Locate the word "Average" in the entries below, then gather every line that holds it.

[Website and app data records]
"""

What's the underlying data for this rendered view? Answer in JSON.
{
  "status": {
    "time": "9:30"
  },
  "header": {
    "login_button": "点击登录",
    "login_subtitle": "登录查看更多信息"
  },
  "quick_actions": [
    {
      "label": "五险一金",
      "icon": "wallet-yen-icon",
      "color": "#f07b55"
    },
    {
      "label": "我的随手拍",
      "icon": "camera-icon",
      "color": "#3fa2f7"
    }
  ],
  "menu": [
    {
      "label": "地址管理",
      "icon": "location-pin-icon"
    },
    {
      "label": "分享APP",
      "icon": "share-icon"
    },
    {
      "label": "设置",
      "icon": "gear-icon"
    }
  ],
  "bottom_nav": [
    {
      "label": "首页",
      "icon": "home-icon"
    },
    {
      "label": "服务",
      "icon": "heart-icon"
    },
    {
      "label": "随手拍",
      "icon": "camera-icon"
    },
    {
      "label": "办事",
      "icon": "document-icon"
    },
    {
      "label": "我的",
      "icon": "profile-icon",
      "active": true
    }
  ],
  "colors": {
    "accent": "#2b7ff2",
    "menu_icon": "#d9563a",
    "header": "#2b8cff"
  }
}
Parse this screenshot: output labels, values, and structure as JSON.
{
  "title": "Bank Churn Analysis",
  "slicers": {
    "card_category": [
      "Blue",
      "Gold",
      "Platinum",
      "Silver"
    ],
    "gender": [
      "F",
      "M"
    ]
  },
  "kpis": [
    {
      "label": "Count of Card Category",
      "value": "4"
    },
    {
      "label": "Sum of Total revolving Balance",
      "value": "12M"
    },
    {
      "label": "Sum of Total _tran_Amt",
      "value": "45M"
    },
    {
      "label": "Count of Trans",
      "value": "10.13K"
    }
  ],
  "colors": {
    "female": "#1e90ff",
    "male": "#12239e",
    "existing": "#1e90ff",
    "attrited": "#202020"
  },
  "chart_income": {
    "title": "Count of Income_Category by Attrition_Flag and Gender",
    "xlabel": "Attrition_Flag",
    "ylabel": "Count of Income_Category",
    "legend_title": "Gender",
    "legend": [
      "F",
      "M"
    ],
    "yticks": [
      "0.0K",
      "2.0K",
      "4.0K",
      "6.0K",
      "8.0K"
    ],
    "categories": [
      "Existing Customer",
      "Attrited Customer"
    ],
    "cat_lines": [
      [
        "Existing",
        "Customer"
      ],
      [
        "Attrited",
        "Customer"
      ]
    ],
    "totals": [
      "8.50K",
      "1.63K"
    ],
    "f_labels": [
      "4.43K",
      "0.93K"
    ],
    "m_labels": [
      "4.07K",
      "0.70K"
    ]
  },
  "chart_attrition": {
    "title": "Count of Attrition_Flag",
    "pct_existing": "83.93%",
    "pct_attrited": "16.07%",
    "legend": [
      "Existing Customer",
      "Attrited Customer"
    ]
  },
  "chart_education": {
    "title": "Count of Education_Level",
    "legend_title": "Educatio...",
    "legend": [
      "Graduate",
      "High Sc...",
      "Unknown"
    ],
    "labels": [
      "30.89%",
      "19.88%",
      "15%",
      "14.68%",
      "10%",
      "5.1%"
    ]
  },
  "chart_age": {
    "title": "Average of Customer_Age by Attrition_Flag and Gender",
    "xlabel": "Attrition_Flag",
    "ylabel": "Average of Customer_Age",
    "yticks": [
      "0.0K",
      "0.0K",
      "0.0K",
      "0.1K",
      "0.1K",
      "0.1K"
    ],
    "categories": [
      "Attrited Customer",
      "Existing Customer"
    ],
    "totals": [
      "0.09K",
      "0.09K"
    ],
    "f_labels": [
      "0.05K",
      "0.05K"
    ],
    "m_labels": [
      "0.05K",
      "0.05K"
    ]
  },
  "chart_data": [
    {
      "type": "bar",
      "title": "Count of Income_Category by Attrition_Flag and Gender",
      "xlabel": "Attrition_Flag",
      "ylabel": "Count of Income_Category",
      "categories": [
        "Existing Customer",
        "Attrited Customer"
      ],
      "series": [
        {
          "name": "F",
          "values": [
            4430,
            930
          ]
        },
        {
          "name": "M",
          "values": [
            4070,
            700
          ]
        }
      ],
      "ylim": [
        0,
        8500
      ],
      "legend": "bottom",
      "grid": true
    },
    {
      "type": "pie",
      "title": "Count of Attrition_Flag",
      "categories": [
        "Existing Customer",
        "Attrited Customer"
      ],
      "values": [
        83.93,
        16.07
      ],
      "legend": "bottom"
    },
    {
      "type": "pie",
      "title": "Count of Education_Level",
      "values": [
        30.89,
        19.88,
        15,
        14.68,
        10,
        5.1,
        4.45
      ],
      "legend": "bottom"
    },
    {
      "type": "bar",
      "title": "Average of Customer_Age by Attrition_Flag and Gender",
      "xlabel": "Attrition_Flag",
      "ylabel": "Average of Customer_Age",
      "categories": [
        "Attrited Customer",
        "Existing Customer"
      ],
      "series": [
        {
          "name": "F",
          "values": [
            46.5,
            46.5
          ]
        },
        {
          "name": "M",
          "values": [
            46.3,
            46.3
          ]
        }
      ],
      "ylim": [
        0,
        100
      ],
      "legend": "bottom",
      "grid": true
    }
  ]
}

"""

(Your solution)
    "title": "Average of Customer_Age by Attrition_Flag and Gender",
    "ylabel": "Average of Customer_Age",
      "title": "Average of Customer_Age by Attrition_Flag and Gender",
      "ylabel": "Average of Customer_Age",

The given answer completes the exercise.